Some churches have trouble naming what we do on Sunday morning “worship.”
They call it a “Celebration” or “Gathering of Joy.”
All very peppy and upbeat. Except, the thing is, it is not always celebrating that we need to do on Sunday morning.
Sometimes, we need to cry. Sometimes, we need to shake our fists at heaven.
Maybe that’s why these stories are here.
Abraham’s hand trembling above his son, his only son, whom he loved.
I find this story horrible.
Sometimes you just have to face the darkness, and live with the sadness. And yes, sometimes, God does swoop in at the last second to make things come right, or at least, more right than they were.
As someone put it, “everything turns out all right in the end. If it’s not all right, it’s not the end.”

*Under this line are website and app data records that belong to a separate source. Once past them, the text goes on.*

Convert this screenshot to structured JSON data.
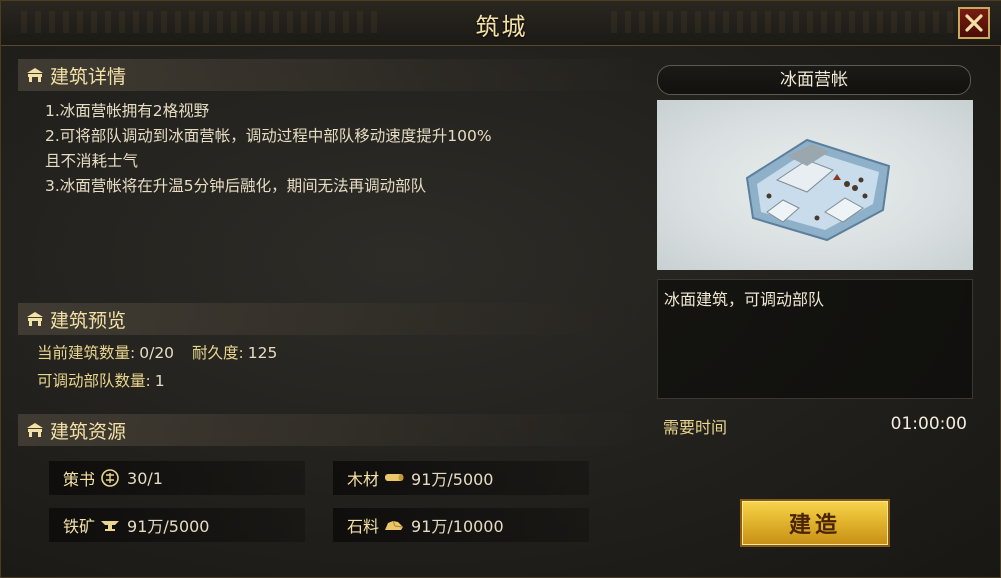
{
  "window": {
    "title": "筑城"
  },
  "icons": {
    "close": "close-x-icon",
    "section": "camp-gate-icon",
    "strategy_book": "strategy-book-icon",
    "wood": "wood-log-icon",
    "iron": "iron-anvil-icon",
    "stone": "stone-icon"
  },
  "colors": {
    "gold_text": "#f3e1a6",
    "button_gold": "#e0b22b",
    "close_red": "#7a1c12"
  },
  "sections": {
    "details": {
      "header": "建筑详情",
      "lines": [
        "1.冰面营帐拥有2格视野",
        "2.可将部队调动到冰面营帐，调动过程中部队移动速度提升100%",
        "且不消耗士气",
        "3.冰面营帐将在升温5分钟后融化，期间无法再调动部队"
      ]
    },
    "preview": {
      "header": "建筑预览",
      "count_label": "当前建筑数量:",
      "count_value": "0/20",
      "durability_label": "耐久度:",
      "durability_value": "125",
      "troops_label": "可调动部队数量:",
      "troops_value": "1"
    },
    "resources": {
      "header": "建筑资源",
      "items": [
        {
          "name": "策书",
          "value": "30/1"
        },
        {
          "name": "木材",
          "value": "91万/5000"
        },
        {
          "name": "铁矿",
          "value": "91万/5000"
        },
        {
          "name": "石料",
          "value": "91万/10000"
        }
      ]
    }
  },
  "building": {
    "name": "冰面营帐",
    "description": "冰面建筑，可调动部队",
    "time_label": "需要时间",
    "time_value": "01:00:00",
    "build_button": "建造"
  }
}
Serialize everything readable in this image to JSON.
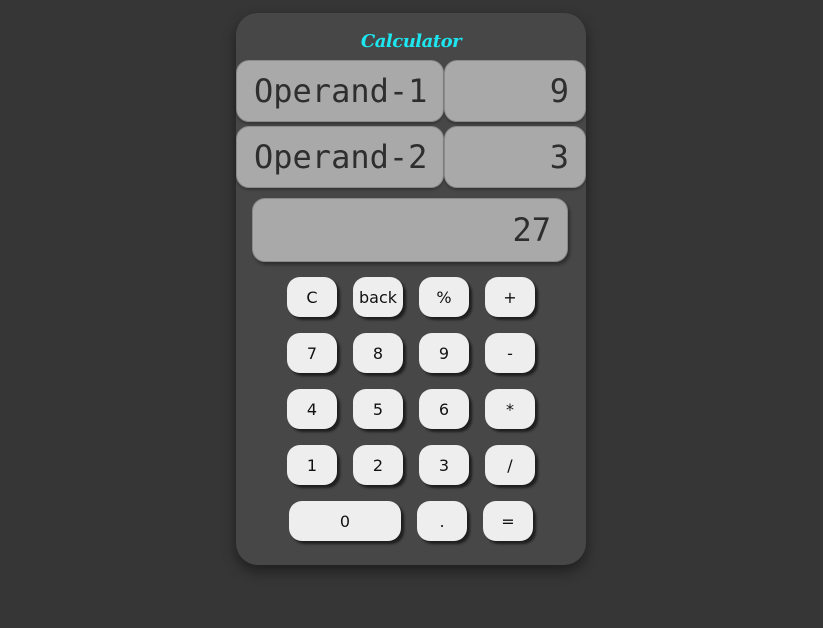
{
  "title": "Calculator",
  "operand1": {
    "label": "Operand-1",
    "value": "9"
  },
  "operand2": {
    "label": "Operand-2",
    "value": "3"
  },
  "result": "27",
  "buttons": {
    "clear": "C",
    "back": "back",
    "percent": "%",
    "add": "+",
    "seven": "7",
    "eight": "8",
    "nine": "9",
    "subtract": "-",
    "four": "4",
    "five": "5",
    "six": "6",
    "multiply": "*",
    "one": "1",
    "two": "2",
    "three": "3",
    "divide": "/",
    "zero": "0",
    "decimal": ".",
    "equals": "="
  },
  "colors": {
    "page_background": "#363636",
    "calculator_body": "#474747",
    "title": "#1de6f0",
    "display_field": "#a9a9a9",
    "button": "#eeeeee"
  }
}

Walter Brueggeman, after he’d read Genesis cover to cover, and tried to make sense of these stories, said, “Faith is nothing other than the trust in the power of the resurrection against every deathly circumstance.”
And maybe, just maybe, the point of these difficult stories in the Bible is to remind us that we do not live in a tame universe, that our God is not a tame God.
The feminist sci-fi novelist, Ursula LeGuin, said it this way:
“Take the tale in your teeth, then, and bite till the blood runs, hoping it’s not poison, and we will all come to the end together, and even to the beginning: living, as we do, in the middle.” Amen
The Texts of Terror by Phyllis Trible
Sermon by Rev Molly Phinney Baskette http://www.firstchurchsomerville.org/worship/sermons/view/179